*TASK TO COMPLETE*
Print the data that follows, exactly and completely.

(Interface dataset entries)
──────────────────────────────
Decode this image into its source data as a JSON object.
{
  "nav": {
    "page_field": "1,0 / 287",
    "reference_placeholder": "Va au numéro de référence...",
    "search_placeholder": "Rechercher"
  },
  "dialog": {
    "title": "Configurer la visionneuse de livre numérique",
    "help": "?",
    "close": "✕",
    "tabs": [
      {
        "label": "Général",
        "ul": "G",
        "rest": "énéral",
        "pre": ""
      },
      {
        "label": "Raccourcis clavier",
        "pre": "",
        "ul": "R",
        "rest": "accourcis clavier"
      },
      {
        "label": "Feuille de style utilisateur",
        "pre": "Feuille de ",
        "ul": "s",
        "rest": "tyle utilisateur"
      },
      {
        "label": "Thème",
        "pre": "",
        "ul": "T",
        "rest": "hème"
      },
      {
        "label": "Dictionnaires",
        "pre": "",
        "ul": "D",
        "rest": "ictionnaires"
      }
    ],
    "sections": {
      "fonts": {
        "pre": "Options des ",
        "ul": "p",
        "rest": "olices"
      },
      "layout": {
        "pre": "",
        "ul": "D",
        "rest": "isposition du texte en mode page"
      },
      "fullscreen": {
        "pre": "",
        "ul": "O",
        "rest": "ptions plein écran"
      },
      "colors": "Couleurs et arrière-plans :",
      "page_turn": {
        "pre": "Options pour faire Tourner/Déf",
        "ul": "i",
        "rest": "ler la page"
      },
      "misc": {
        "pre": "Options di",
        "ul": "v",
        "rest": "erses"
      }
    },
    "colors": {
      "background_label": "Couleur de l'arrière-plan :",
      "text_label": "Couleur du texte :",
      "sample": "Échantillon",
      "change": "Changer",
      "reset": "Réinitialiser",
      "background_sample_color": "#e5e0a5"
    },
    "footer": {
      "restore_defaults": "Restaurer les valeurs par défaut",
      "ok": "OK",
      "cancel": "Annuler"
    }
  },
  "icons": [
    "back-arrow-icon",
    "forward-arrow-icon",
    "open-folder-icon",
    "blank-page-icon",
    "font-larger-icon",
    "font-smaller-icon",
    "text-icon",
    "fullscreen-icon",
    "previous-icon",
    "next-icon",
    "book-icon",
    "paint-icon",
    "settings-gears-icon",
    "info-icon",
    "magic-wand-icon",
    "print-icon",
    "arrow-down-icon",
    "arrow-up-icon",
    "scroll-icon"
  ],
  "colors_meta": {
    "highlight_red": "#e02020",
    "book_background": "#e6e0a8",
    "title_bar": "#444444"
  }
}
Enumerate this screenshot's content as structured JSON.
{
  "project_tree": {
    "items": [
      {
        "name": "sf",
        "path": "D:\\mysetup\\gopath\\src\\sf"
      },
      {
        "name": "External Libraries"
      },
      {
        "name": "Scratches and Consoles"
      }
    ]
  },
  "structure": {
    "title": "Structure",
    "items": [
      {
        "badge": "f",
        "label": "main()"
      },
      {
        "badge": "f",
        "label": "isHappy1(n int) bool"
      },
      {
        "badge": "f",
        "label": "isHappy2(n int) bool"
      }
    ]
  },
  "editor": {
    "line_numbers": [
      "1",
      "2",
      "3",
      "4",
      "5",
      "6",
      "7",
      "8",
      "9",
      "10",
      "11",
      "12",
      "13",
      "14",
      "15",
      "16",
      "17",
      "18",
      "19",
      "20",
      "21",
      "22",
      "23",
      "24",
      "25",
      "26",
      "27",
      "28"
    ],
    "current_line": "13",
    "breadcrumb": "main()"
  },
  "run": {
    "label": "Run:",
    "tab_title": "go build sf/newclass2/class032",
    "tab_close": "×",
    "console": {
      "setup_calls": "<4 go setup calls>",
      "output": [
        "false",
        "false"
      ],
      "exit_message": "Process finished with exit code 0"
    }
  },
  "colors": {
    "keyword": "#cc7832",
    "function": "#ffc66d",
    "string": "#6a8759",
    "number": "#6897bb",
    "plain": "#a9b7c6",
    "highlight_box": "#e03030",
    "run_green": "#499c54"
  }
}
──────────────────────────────
*TASK OUTPUT*
Decode this image into its source data as a JSON object.
{
  "nav": {
    "page_field": "1,0 / 287",
    "reference_placeholder": "Va au numéro de référence...",
    "search_placeholder": "Rechercher"
  },
  "dialog": {
    "title": "Configurer la visionneuse de livre numérique",
    "help": "?",
    "close": "✕",
    "tabs": [
      {
        "label": "Général",
        "ul": "G",
        "rest": "énéral",
        "pre": ""
      },
      {
        "label": "Raccourcis clavier",
        "pre": "",
        "ul": "R",
        "rest": "accourcis clavier"
      },
      {
        "label": "Feuille de style utilisateur",
        "pre": "Feuille de ",
        "ul": "s",
        "rest": "tyle utilisateur"
      },
      {
        "label": "Thème",
        "pre": "",
        "ul": "T",
        "rest": "hème"
      },
      {
        "label": "Dictionnaires",
        "pre": "",
        "ul": "D",
        "rest": "ictionnaires"
      }
    ],
    "sections": {
      "fonts": {
        "pre": "Options des ",
        "ul": "p",
        "rest": "olices"
      },
      "layout": {
        "pre": "",
        "ul": "D",
        "rest": "isposition du texte en mode page"
      },
      "fullscreen": {
        "pre": "",
        "ul": "O",
        "rest": "ptions plein écran"
      },
      "colors": "Couleurs et arrière-plans :",
      "page_turn": {
        "pre": "Options pour faire Tourner/Déf",
        "ul": "i",
        "rest": "ler la page"
      },
      "misc": {
        "pre": "Options di",
        "ul": "v",
        "rest": "erses"
      }
    },
    "colors": {
      "background_label": "Couleur de l'arrière-plan :",
      "text_label": "Couleur du texte :",
      "sample": "Échantillon",
      "change": "Changer",
      "reset": "Réinitialiser",
      "background_sample_color": "#e5e0a5"
    },
    "footer": {
      "restore_defaults": "Restaurer les valeurs par défaut",
      "ok": "OK",
      "cancel": "Annuler"
    }
  },
  "icons": [
    "back-arrow-icon",
    "forward-arrow-icon",
    "open-folder-icon",
    "blank-page-icon",
    "font-larger-icon",
    "font-smaller-icon",
    "text-icon",
    "fullscreen-icon",
    "previous-icon",
    "next-icon",
    "book-icon",
    "paint-icon",
    "settings-gears-icon",
    "info-icon",
    "magic-wand-icon",
    "print-icon",
    "arrow-down-icon",
    "arrow-up-icon",
    "scroll-icon"
  ],
  "colors_meta": {
    "highlight_red": "#e02020",
    "book_background": "#e6e0a8",
    "title_bar": "#444444"
  }
}
Enumerate this screenshot's content as structured JSON.
{
  "project_tree": {
    "items": [
      {
        "name": "sf",
        "path": "D:\\mysetup\\gopath\\src\\sf"
      },
      {
        "name": "External Libraries"
      },
      {
        "name": "Scratches and Consoles"
      }
    ]
  },
  "structure": {
    "title": "Structure",
    "items": [
      {
        "badge": "f",
        "label": "main()"
      },
      {
        "badge": "f",
        "label": "isHappy1(n int) bool"
      },
      {
        "badge": "f",
        "label": "isHappy2(n int) bool"
      }
    ]
  },
  "editor": {
    "line_numbers": [
      "1",
      "2",
      "3",
      "4",
      "5",
      "6",
      "7",
      "8",
      "9",
      "10",
      "11",
      "12",
      "13",
      "14",
      "15",
      "16",
      "17",
      "18",
      "19",
      "20",
      "21",
      "22",
      "23",
      "24",
      "25",
      "26",
      "27",
      "28"
    ],
    "current_line": "13",
    "breadcrumb": "main()"
  },
  "run": {
    "label": "Run:",
    "tab_title": "go build sf/newclass2/class032",
    "tab_close": "×",
    "console": {
      "setup_calls": "<4 go setup calls>",
      "output": [
        "false",
        "false"
      ],
      "exit_message": "Process finished with exit code 0"
    }
  },
  "colors": {
    "keyword": "#cc7832",
    "function": "#ffc66d",
    "string": "#6a8759",
    "number": "#6897bb",
    "plain": "#a9b7c6",
    "highlight_box": "#e03030",
    "run_green": "#499c54"
  }
}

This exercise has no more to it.